- There are two types of UVA: UVA1 (340-400nm) and UVA2 (320-340nm). Most filters are unable to block UVA1 and no one really talks much about this topic as such. The only filter, physical or chemical, that is able to block UVA1, UVA2 and UVB concurrently is Zinc Oxide, which is the primary protection filter used in Survival. Additionally, unlike chemical filters and unlike TiO2, Zinc Oxide actually absorbs (in addition to reflect/refract) UV light without any conversion to additional oxygen radicals.
- There are two types of Titanium Dioxide: Rutile and Anatase. Anatase causes formation of very high amounts of free radicals and is being eliminated from sunscreens globally. It should never be used.
- If the UV index is moderate to low, darker skin tones can use lower SPF formulations as they offer a better texture. For example, a medium to dark skin tone going for a walk at 6 pm does not need to use SPF 30 but some SPF would help. (Please note that very dark skin can offer a natural SPF of over 13 while a light skin tone can have a natural SPF of around 3.) You can customize your SPF use based on a) your skin tone; b) UV index (which is reported by media daily and is dependent on geography, season and time of day); c) your personal preferences (some prefer a mild tan, while aware that any UV exposure and thus any level of tanning represents a risk for burning, for premature ageing and for skin cancer). If a lower SPF is used, the mere potential for melanin production and dermal melanin migration can cause specific forms of oxidative stress and as such Survival 20 and Survival 10 incorporate higher concentrations of certain specific antioxidants in their formulation than Survival 30. Survival 30 does include all these additional mechanisms in our standard concentrations. Most regulatory bodies suggest everyone to use protection of at least SPF 15, regardless of skin tone or UV index.
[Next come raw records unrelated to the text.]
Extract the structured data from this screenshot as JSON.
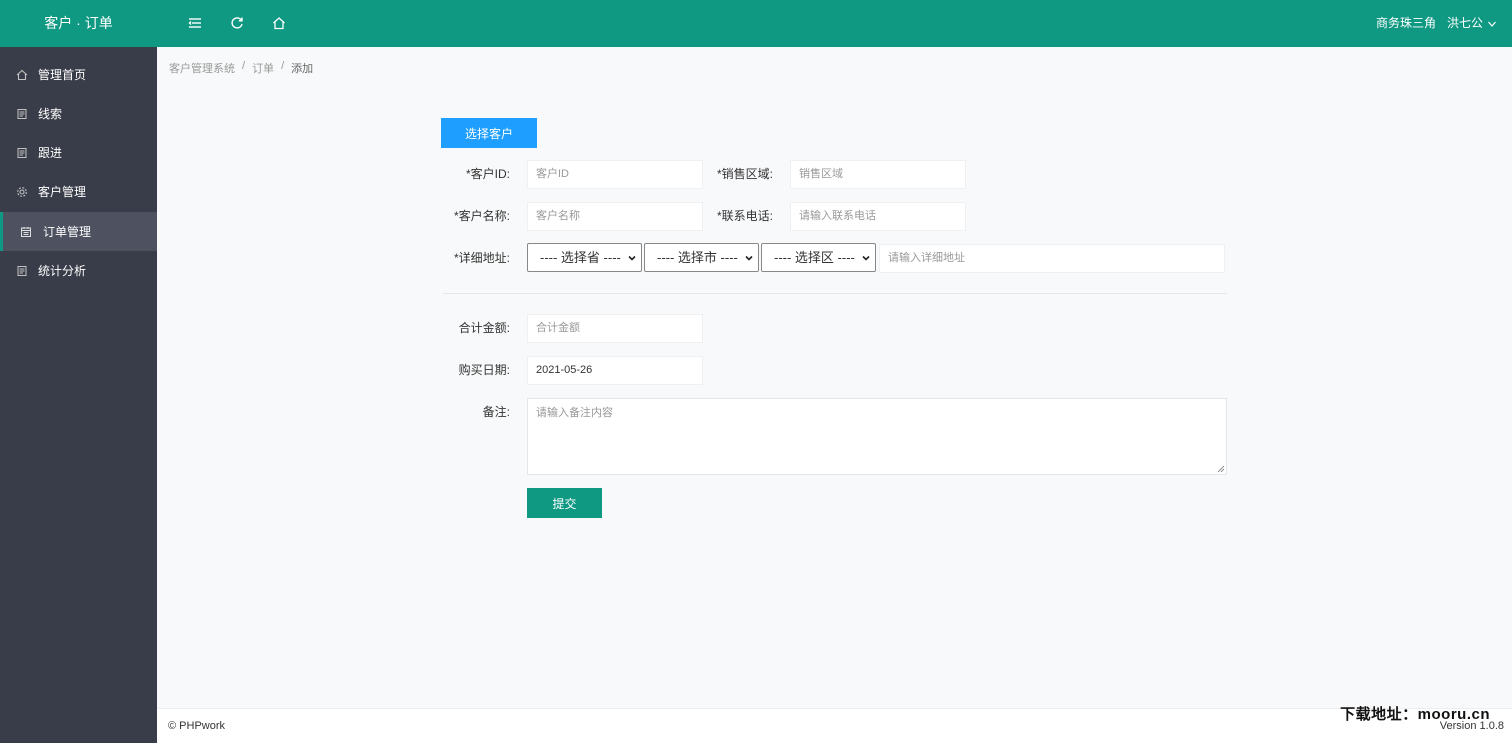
{
  "header": {
    "brand": "客户 · 订单",
    "region": "商务珠三角",
    "user": "洪七公"
  },
  "sidebar": {
    "items": [
      {
        "label": "管理首页",
        "icon": "home-icon"
      },
      {
        "label": "线索",
        "icon": "doc-icon"
      },
      {
        "label": "跟进",
        "icon": "doc-icon"
      },
      {
        "label": "客户管理",
        "icon": "gear-icon"
      },
      {
        "label": "订单管理",
        "icon": "calendar-icon",
        "active": true
      },
      {
        "label": "统计分析",
        "icon": "doc-icon"
      }
    ]
  },
  "breadcrumb": {
    "items": [
      "客户管理系统",
      "订单",
      "添加"
    ],
    "sep": "/"
  },
  "form": {
    "select_customer_button": "选择客户",
    "customer_id": {
      "label": "*客户ID:",
      "placeholder": "客户ID"
    },
    "sales_region": {
      "label": "*销售区域:",
      "placeholder": "销售区域"
    },
    "customer_name": {
      "label": "*客户名称:",
      "placeholder": "客户名称"
    },
    "phone": {
      "label": "*联系电话:",
      "placeholder": "请输入联系电话"
    },
    "address": {
      "label": "*详细地址:",
      "province": "---- 选择省 ----",
      "city": "---- 选择市 ----",
      "district": "---- 选择区 ----",
      "detail_placeholder": "请输入详细地址"
    },
    "total_amount": {
      "label": "合计金额:",
      "placeholder": "合计金额"
    },
    "purchase_date": {
      "label": "购买日期:",
      "value": "2021-05-26"
    },
    "remark": {
      "label": "备注:",
      "placeholder": "请输入备注内容"
    },
    "submit_button": "提交"
  },
  "footer": {
    "copyright": "© PHPwork",
    "version": "Version 1.0.8",
    "watermark": "下载地址：mooru.cn"
  },
  "colors": {
    "header_bg": "#0f9882",
    "sidebar_bg": "#393d49",
    "primary_blue": "#1e9fff",
    "primary_green": "#0f9882"
  }
}
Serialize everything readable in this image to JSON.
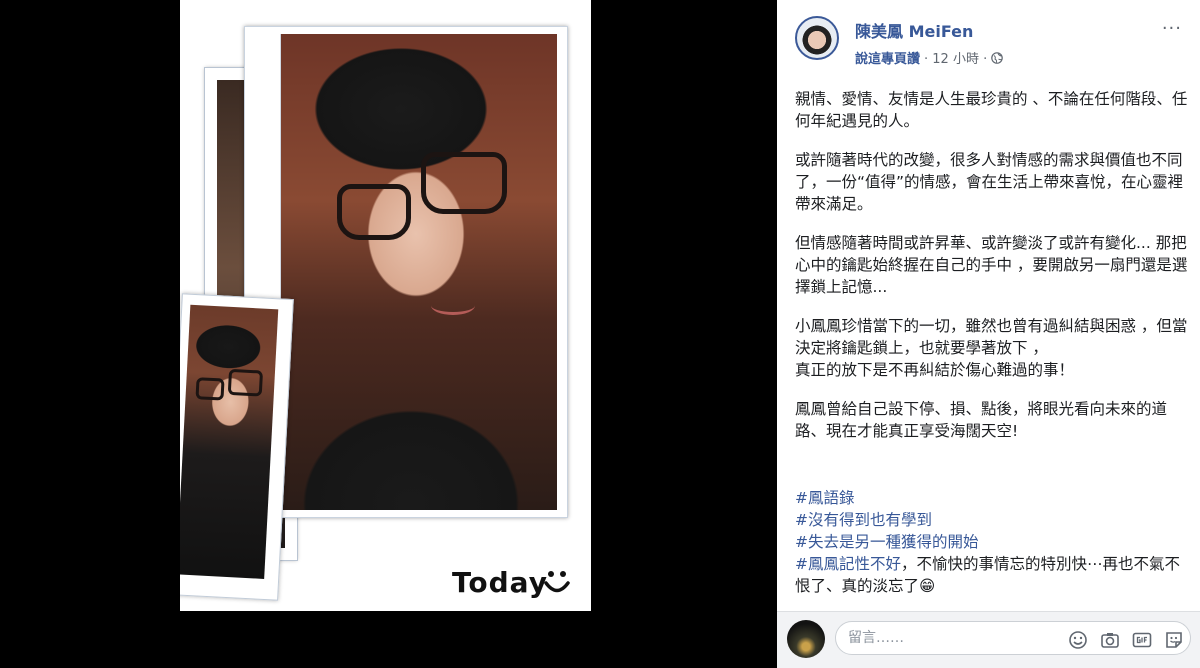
{
  "photo": {
    "caption": "Today"
  },
  "post": {
    "author": "陳美鳳 MeiFen",
    "meta_link": "說這專頁讚",
    "meta_time": "· 12 小時 ·",
    "more": "···",
    "paragraphs": [
      "親情、愛情、友情是人生最珍貴的 、不論在任何階段、任何年紀遇見的人。",
      "或許隨著時代的改變，很多人對情感的需求與價值也不同了，一份“值得”的情感，會在生活上帶來喜悅，在心靈裡帶來滿足。",
      "但情感隨著時間或許昇華、或許變淡了或許有變化... 那把心中的鑰匙始終握在自己的手中 ，要開啟另一扇門還是選擇鎖上記憶...",
      "小鳳鳳珍惜當下的一切，雖然也曾有過糾結與困惑 ，但當決定將鑰匙鎖上，也就要學著放下 ，\n真正的放下是不再糾結於傷心難過的事！",
      "鳳鳳曾給自己設下停、損、點後，將眼光看向未來的道路、現在才能真正享受海闊天空!"
    ],
    "hashtags": [
      "#鳳語錄",
      "#沒有得到也有學到",
      "#失去是另一種獲得的開始",
      "#鳳鳳記性不好"
    ],
    "closing": "，不愉快的事情忘的特別快⋯再也不氣不恨了、真的淡忘了😁"
  },
  "comment": {
    "placeholder": "留言……"
  },
  "icons": [
    "globe-icon",
    "emoji-icon",
    "camera-icon",
    "gif-icon",
    "sticker-icon"
  ],
  "colors": {
    "link": "#385898",
    "background": "#000000",
    "comment_bar": "#f2f3f5"
  }
}
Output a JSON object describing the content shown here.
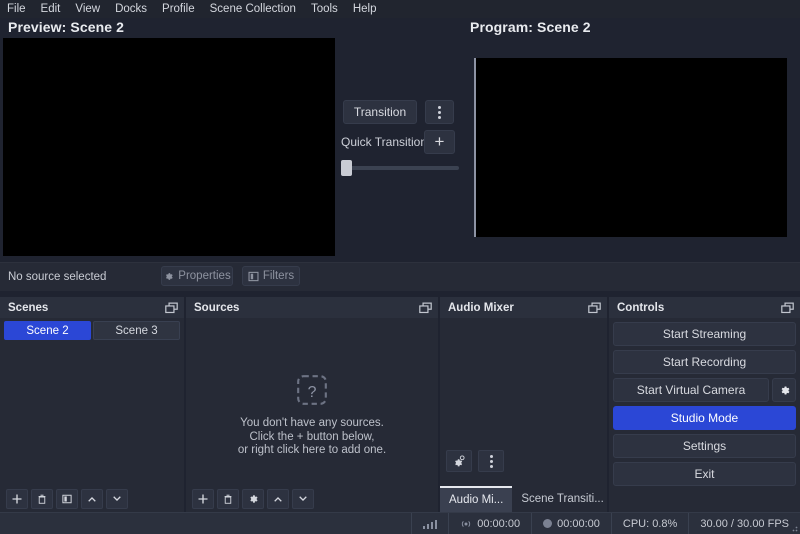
{
  "menubar": {
    "items": [
      {
        "label": "File"
      },
      {
        "label": "Edit"
      },
      {
        "label": "View"
      },
      {
        "label": "Docks"
      },
      {
        "label": "Profile"
      },
      {
        "label": "Scene Collection"
      },
      {
        "label": "Tools"
      },
      {
        "label": "Help"
      }
    ]
  },
  "preview": {
    "title": "Preview: Scene 2"
  },
  "program": {
    "title": "Program: Scene 2"
  },
  "transition": {
    "button_label": "Transition",
    "menu_icon": "vertical-dots-icon",
    "quick_transitions_label": "Quick Transitions",
    "add_label": "+",
    "tbar_value": 0
  },
  "source_bar": {
    "status": "No source selected",
    "properties_label": "Properties",
    "properties_icon": "gear-icon",
    "filters_label": "Filters",
    "filters_icon": "filters-icon"
  },
  "docks": {
    "scenes": {
      "title": "Scenes",
      "float_icon": "float-window-icon",
      "items": [
        {
          "label": "Scene 2",
          "selected": true
        },
        {
          "label": "Scene 3",
          "selected": false
        }
      ],
      "toolbar": [
        {
          "name": "add-scene-button",
          "icon": "plus-icon"
        },
        {
          "name": "remove-scene-button",
          "icon": "trash-icon"
        },
        {
          "name": "scene-filters-button",
          "icon": "filters-icon"
        },
        {
          "name": "move-scene-up-button",
          "icon": "chevron-up-icon"
        },
        {
          "name": "move-scene-down-button",
          "icon": "chevron-down-icon"
        }
      ]
    },
    "sources": {
      "title": "Sources",
      "float_icon": "float-window-icon",
      "empty_icon": "question-placeholder-icon",
      "empty_lines": [
        "You don't have any sources.",
        "Click the + button below,",
        "or right click here to add one."
      ],
      "toolbar": [
        {
          "name": "add-source-button",
          "icon": "plus-icon"
        },
        {
          "name": "remove-source-button",
          "icon": "trash-icon"
        },
        {
          "name": "source-properties-button",
          "icon": "gear-icon"
        },
        {
          "name": "move-source-up-button",
          "icon": "chevron-up-icon"
        },
        {
          "name": "move-source-down-button",
          "icon": "chevron-down-icon"
        }
      ]
    },
    "mixer": {
      "title": "Audio Mixer",
      "float_icon": "float-window-icon",
      "advanced_icon": "audio-gears-icon",
      "menu_icon": "vertical-dots-icon",
      "tabs": [
        {
          "label": "Audio Mi...",
          "active": true
        },
        {
          "label": "Scene Transiti...",
          "active": false
        }
      ]
    },
    "controls": {
      "title": "Controls",
      "float_icon": "float-window-icon",
      "buttons": [
        {
          "label": "Start Streaming",
          "primary": false
        },
        {
          "label": "Start Recording",
          "primary": false
        },
        {
          "label": "Start Virtual Camera",
          "primary": false
        },
        {
          "label": "Studio Mode",
          "primary": true
        },
        {
          "label": "Settings",
          "primary": false
        },
        {
          "label": "Exit",
          "primary": false
        }
      ],
      "virtual_camera_settings_icon": "gear-icon"
    }
  },
  "statusbar": {
    "signal_icon": "signal-bars-icon",
    "stream_icon": "broadcast-icon",
    "stream_time": "00:00:00",
    "record_icon": "record-dot-icon",
    "record_time": "00:00:00",
    "cpu": "CPU: 0.8%",
    "fps": "30.00 / 30.00 FPS",
    "resize_grip_icon": "resize-grip-icon"
  },
  "colors": {
    "accent": "#2b47d6",
    "panel": "#262a36",
    "header": "#2b303d",
    "window": "#1f2330"
  }
}
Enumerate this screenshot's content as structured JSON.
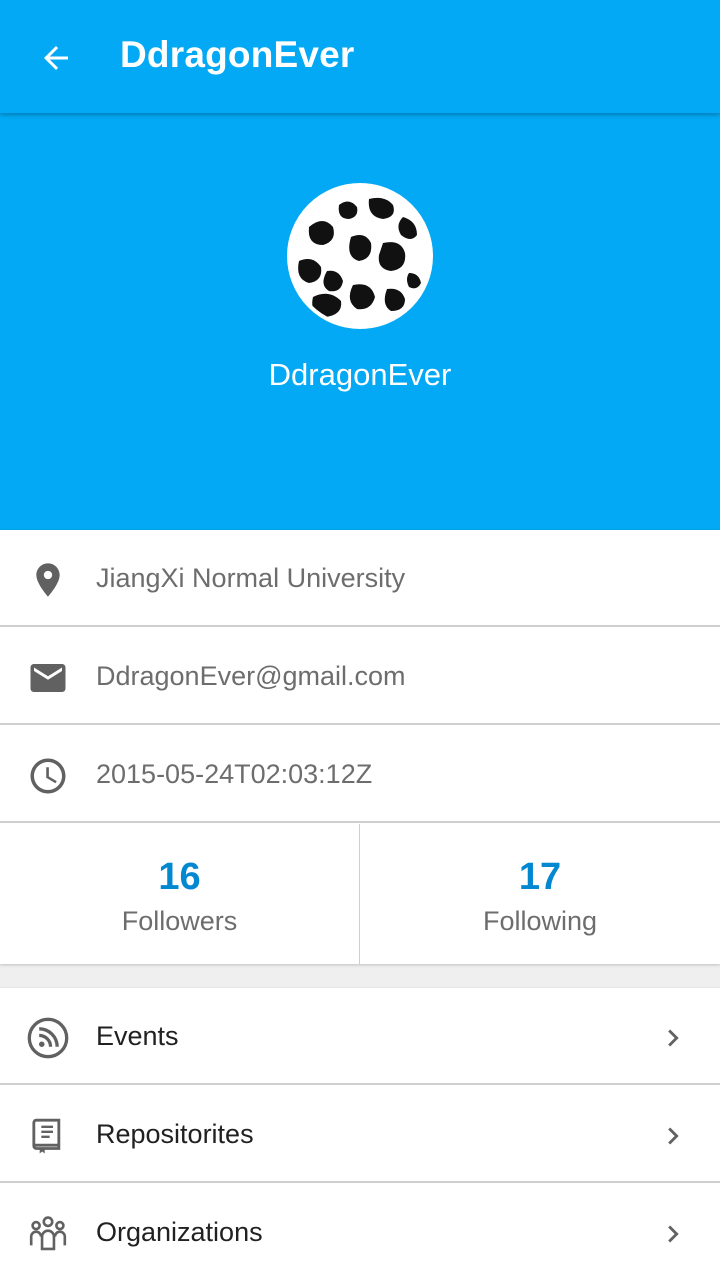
{
  "appbar": {
    "title": "DdragonEver",
    "back_icon": "arrow-left-icon"
  },
  "profile": {
    "name": "DdragonEver",
    "avatar": "cow-pattern-avatar"
  },
  "info": {
    "location": "JiangXi Normal University",
    "email": "DdragonEver@gmail.com",
    "created_at": "2015-05-24T02:03:12Z"
  },
  "stats": {
    "followers": {
      "count": "16",
      "label": "Followers"
    },
    "following": {
      "count": "17",
      "label": "Following"
    }
  },
  "menu": [
    {
      "label": "Events",
      "icon": "rss-icon"
    },
    {
      "label": "Repositorites",
      "icon": "book-icon"
    },
    {
      "label": "Organizations",
      "icon": "group-icon"
    }
  ],
  "colors": {
    "primary": "#03a9f4",
    "accent_number": "#0288d1",
    "icon_gray": "#616161"
  }
}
Patch tests are an easy way to help predict if you may experience a negative initial reaction to a new product. It is recommended to perform a patch test before incorporating any new product into your regimen. We have outlined a general method for conducting your own patch test below based on the type of product.
- Apply a small amount of the product onto a clean area of skin on the upper forearm.
- Keep the area dry.
- If the product has a specified duration of use, rinse off after this time has elapsed. Otherwise rinse off after 24 hours.
- If any redness, burning, itching, blistering or irritation is observed at any time throughout the test, do not use the product.
For more product specific information, review our Patch Testing Guide.